JEAN DELVILLE, 1867 – 1953
JEAN DELVILLE, 1867 – 1953
|Size||130 x 100 cm; 120 x 91 cm (window)|
|Material||Black and blue chalk on paper|
Moral Law - circa 1911-
Preparatory drawing for the decoration of the Court of Assizes at the Palais de Justice in Brussels -
Signed and titled lower right -
Jean Delville, one of the leading figures of the Symbolist art movement in Europe, was not only painter but also poet, aesthete, and philosopher. Relying on a sound academic background, and winner of the Prix de Rome in 1895, he was a teacher at the Glasgow School of Arts from 1900 till 1907, and later professor at the Brussels Academy. As a great admirer of Josephin Péladan, Delville was probably the most prominent member of the Rose+Croix movement in Belgium. In 1896, he founded the "Salon de l’Art idéaliste", bringing together painters sporting the cult of Beauty, amongst whom Albert Ciamberlani, Emile Fabry and Constant Montald. These artists were often called upon for decorating public spaces and buildings in which they could express moral virtues through allegories where Beauty and the notion of the Ideal took a central place.
Amongst one of these monumental public commissions by the Belgian Government was the decoration of the Court of Assizes (Cour d’Assises) at the Palais de Justice in Brussels. Jean Delville’s design was officially accepted in 1907 but it took the artist no less than seven years to create an ensemble of five compositions, each depicting allegories of Justice throughout the ages. The central panel alone was 4,50 meters high by 11 meters wide. The four other panels each measured 4,60 by 3,20 meters. On 3 September 1944, the retreating German troops set fire to the Palais de Justice. The monumental copper cupola collapsed from the heat and Delville’s murals perished in this fire as well. After the war, the smaller but surprisingly elaborate oil sketches were installed in the new Court of Assizes where they can still be seen today.

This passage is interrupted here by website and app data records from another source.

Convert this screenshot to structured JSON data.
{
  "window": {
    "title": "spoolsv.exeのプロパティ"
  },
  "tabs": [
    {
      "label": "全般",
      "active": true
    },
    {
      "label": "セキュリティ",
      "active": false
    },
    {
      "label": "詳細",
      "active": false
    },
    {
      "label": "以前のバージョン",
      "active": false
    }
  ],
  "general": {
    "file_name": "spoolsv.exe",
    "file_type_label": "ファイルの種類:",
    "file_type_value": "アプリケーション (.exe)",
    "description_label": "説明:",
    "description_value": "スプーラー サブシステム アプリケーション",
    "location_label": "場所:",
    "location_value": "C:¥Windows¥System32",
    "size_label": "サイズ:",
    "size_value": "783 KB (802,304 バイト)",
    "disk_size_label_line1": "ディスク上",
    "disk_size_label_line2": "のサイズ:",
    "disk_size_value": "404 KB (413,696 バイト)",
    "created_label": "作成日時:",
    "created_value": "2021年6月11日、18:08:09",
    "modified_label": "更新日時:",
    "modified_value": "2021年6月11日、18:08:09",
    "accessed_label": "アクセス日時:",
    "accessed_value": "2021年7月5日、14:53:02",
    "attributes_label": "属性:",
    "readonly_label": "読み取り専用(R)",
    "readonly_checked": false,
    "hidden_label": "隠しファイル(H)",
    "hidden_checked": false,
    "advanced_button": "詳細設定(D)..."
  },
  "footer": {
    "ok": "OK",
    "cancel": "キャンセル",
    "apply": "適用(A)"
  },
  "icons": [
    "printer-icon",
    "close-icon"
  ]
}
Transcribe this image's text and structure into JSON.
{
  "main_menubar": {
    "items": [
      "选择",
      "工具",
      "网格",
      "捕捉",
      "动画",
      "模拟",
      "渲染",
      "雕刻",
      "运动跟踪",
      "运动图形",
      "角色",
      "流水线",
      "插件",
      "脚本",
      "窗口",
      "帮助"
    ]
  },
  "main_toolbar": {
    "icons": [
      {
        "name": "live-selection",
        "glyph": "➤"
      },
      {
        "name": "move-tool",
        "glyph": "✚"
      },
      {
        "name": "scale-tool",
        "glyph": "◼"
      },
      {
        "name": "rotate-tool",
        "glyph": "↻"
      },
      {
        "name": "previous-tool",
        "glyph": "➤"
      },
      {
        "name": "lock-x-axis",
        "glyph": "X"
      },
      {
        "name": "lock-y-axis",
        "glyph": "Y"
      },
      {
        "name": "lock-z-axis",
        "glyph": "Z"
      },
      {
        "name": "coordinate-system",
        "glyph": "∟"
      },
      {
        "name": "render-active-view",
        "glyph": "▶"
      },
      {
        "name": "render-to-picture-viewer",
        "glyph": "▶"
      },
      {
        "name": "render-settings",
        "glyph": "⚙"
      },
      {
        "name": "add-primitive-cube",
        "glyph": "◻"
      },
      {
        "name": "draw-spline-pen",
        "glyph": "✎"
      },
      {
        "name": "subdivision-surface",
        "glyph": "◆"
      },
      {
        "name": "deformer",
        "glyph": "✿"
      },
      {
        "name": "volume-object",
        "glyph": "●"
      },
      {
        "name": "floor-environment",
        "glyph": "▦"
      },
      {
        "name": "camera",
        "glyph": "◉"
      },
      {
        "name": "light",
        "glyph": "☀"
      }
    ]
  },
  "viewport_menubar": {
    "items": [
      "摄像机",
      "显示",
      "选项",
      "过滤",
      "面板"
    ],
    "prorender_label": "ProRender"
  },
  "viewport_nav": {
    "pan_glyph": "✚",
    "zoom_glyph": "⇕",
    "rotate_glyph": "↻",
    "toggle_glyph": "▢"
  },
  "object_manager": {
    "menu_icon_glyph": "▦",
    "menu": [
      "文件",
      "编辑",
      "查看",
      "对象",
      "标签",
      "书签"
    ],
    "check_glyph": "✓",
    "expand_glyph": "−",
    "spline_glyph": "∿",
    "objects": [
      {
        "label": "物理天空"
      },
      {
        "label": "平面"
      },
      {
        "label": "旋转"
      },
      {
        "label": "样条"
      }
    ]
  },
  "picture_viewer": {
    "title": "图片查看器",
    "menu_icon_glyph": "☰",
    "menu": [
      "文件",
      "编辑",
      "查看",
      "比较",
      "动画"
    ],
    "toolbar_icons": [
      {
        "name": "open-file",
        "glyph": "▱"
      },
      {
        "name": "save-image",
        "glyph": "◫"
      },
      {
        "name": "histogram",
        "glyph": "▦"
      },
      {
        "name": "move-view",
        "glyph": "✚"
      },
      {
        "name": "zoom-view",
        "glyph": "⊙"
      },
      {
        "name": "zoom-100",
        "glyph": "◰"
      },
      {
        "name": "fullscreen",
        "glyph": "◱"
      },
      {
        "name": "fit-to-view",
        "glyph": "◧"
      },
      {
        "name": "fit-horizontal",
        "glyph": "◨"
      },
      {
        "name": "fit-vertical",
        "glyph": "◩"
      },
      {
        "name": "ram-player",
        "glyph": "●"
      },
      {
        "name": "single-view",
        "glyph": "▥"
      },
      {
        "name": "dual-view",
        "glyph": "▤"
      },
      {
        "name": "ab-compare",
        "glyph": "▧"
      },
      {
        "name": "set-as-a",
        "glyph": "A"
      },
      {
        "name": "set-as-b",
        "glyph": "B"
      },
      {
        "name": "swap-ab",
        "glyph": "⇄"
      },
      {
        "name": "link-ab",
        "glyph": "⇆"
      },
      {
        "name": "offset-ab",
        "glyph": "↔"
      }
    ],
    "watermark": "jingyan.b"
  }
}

The drawing presented here is one of the five large scale preparatory drawings for the depiction of Justice during biblical times: an angel of vengeance swoops down, sword in hand, ready to intervene between the enemy brothers at each other’s throats.
Family of the artist
Judith Ogonovszky-Steffens, Un Idéal de mur, in Splendeurs de l'Idéal. Rops, Khnopff, Delville et leur temps [exhibition catalog], Liège, 1996, p.190 (ill., titled "La Justice Ancienne")
1988, Frankfurt am Main, Frankfurter Kunstverein. Steinernes Haus am Römerberg, Pastelle und Zeichnungen des Belgischen Symbolismus, cat.32 (ill.)
2014, Namur, Musée Félicien Rops, Jean Delville. Maître de l’Idéal, p.110 (ill.)